Research is constantly giving us more information on diabetes and the various factors that contribute to its steady rise in society over the last few decades. Since most theories on diabetes are just that- theories, research for yourself and figure out your best way or preventing or reversing diabetes. I’ve compiled the best of my own research above, but do your own, too! At the least, please consider making some positive changes to help keep yourself disease free (or become disease free).

Type 2 Diabetes plagues the United States, but is even more rampant in many developing countries, triggered in large part by a shift to less healthy nutritional habits and increasingly sedentary lifestyles, all fueled by the drive of rapid urbanization and economic growth. Asia is one of the largest epicenters of this disease, with an estimated 60 percent of the world’s diabetes patients living in that region.

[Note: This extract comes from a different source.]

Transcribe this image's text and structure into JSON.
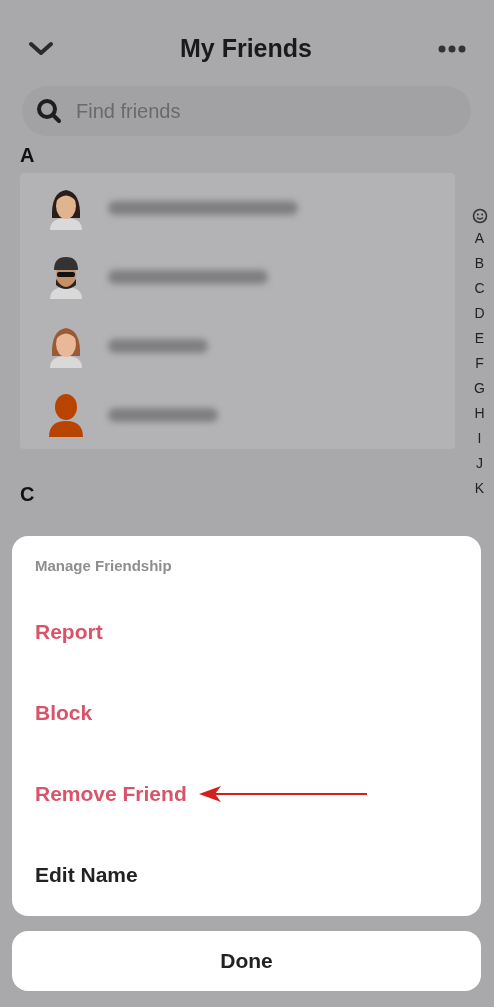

NOTE: Do not eat or drink anything else during the three hours of testing. You may be able to get an accurate baseline of your insulin response after only a few days, but a week provides more data. If you are already diabetic, you probably have close ideas on these numbers, but take readings at the suggested times anyway to figure out your baseline.

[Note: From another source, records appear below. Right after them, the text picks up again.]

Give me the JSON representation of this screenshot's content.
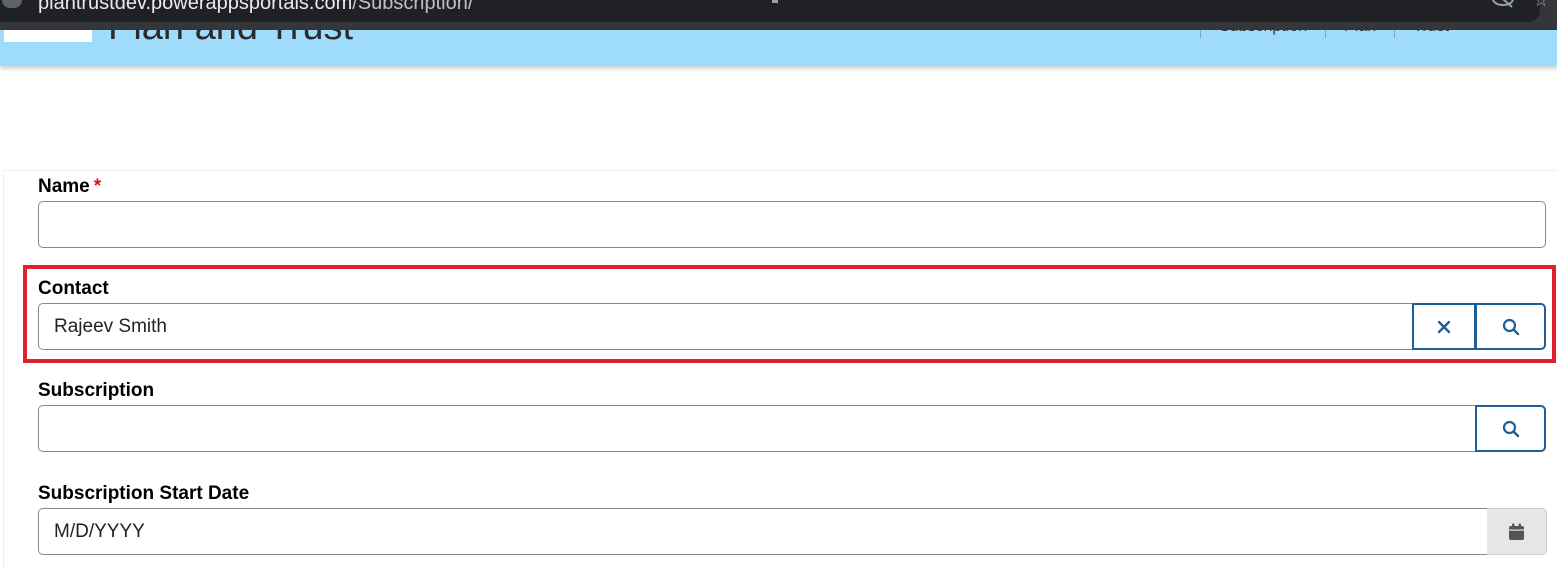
{
  "browser": {
    "url_host": "plantrustdev.powerappsportals.com",
    "url_path": "/Subscription/"
  },
  "site": {
    "title": "Plan and Trust",
    "nav_links": [
      "Subscription",
      "Plan",
      "Trust"
    ]
  },
  "form": {
    "name": {
      "label": "Name",
      "required_marker": "*",
      "value": ""
    },
    "contact": {
      "label": "Contact",
      "value": "Rajeev Smith",
      "clear_icon": "close-icon",
      "search_icon": "search-icon"
    },
    "subscription": {
      "label": "Subscription",
      "value": "",
      "search_icon": "search-icon"
    },
    "subscription_start_date": {
      "label": "Subscription Start Date",
      "placeholder": "M/D/YYYY",
      "calendar_icon": "calendar-icon"
    }
  },
  "colors": {
    "header_bg": "#9fdcfb",
    "highlight": "#e0202c",
    "button_border": "#1f5f95",
    "required": "#d1121f"
  }
}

It’s like packing your clothes into a suitcase. At first, the clothes go without any trouble. After a certain point, though, it is just impossible to jam in those last 2 T-shirts. You can’t close the suitcase. The luggage is now ‘resistant’ to the clothes. It’s waaayyy harder to put those last 2 T-shirts than the first 2. It’s the same overflow phenomenon. The cell is filled to bursting with glucose, so trying to force more in is difficult and requires much higher doses of insulin.
Recently, a small clinical trial in England studied the effects of a strict liquid diet on 30 people who had lived with Type 2 diabetes for up to 23 years. Nearly half of those studied had a remission that lasted six months after the diet was over. While the study was small, the finding offers hope to millions who have been told they must live with the intractable disease.
Normally, blood glucose levels are tightly controlled by insulin, a hormone produced by the pancreas. Insulin lowers the blood glucose level. When the blood glucose elevates (for example, after eating food), insulin is released from the pancreas. This release of insulin promotes the uptake of glucose into body cells. In patients with diabetes, the absence of insufficient production of or lack of response to insulin causes hyperglycemia. Diabetes is a chronic medical condition, meaning that although it can be controlled, it lasts a lifetime.